Component data from apps and pages:

*****

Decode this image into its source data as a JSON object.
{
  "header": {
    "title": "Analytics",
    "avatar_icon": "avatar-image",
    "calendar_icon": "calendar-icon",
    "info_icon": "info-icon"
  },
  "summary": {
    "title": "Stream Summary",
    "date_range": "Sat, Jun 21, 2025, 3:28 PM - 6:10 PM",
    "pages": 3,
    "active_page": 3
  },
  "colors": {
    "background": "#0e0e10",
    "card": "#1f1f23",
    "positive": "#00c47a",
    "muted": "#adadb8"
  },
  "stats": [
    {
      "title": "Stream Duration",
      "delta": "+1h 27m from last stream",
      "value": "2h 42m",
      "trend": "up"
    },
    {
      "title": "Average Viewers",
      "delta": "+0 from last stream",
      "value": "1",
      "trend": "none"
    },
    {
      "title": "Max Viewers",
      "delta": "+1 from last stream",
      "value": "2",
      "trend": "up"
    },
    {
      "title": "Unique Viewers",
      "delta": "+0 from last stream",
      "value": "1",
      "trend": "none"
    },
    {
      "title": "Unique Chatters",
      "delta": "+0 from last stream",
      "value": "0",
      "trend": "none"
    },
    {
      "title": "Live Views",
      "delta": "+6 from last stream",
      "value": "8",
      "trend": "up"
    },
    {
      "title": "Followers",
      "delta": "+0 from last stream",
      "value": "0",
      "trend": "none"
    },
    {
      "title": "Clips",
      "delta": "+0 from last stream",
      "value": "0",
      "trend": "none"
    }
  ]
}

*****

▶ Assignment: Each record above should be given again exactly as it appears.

▶ Your solution:
Decode this image into its source data as a JSON object.
{
  "header": {
    "title": "Analytics",
    "avatar_icon": "avatar-image",
    "calendar_icon": "calendar-icon",
    "info_icon": "info-icon"
  },
  "summary": {
    "title": "Stream Summary",
    "date_range": "Sat, Jun 21, 2025, 3:28 PM - 6:10 PM",
    "pages": 3,
    "active_page": 3
  },
  "colors": {
    "background": "#0e0e10",
    "card": "#1f1f23",
    "positive": "#00c47a",
    "muted": "#adadb8"
  },
  "stats": [
    {
      "title": "Stream Duration",
      "delta": "+1h 27m from last stream",
      "value": "2h 42m",
      "trend": "up"
    },
    {
      "title": "Average Viewers",
      "delta": "+0 from last stream",
      "value": "1",
      "trend": "none"
    },
    {
      "title": "Max Viewers",
      "delta": "+1 from last stream",
      "value": "2",
      "trend": "up"
    },
    {
      "title": "Unique Viewers",
      "delta": "+0 from last stream",
      "value": "1",
      "trend": "none"
    },
    {
      "title": "Unique Chatters",
      "delta": "+0 from last stream",
      "value": "0",
      "trend": "none"
    },
    {
      "title": "Live Views",
      "delta": "+6 from last stream",
      "value": "8",
      "trend": "up"
    },
    {
      "title": "Followers",
      "delta": "+0 from last stream",
      "value": "0",
      "trend": "none"
    },
    {
      "title": "Clips",
      "delta": "+0 from last stream",
      "value": "0",
      "trend": "none"
    }
  ]
}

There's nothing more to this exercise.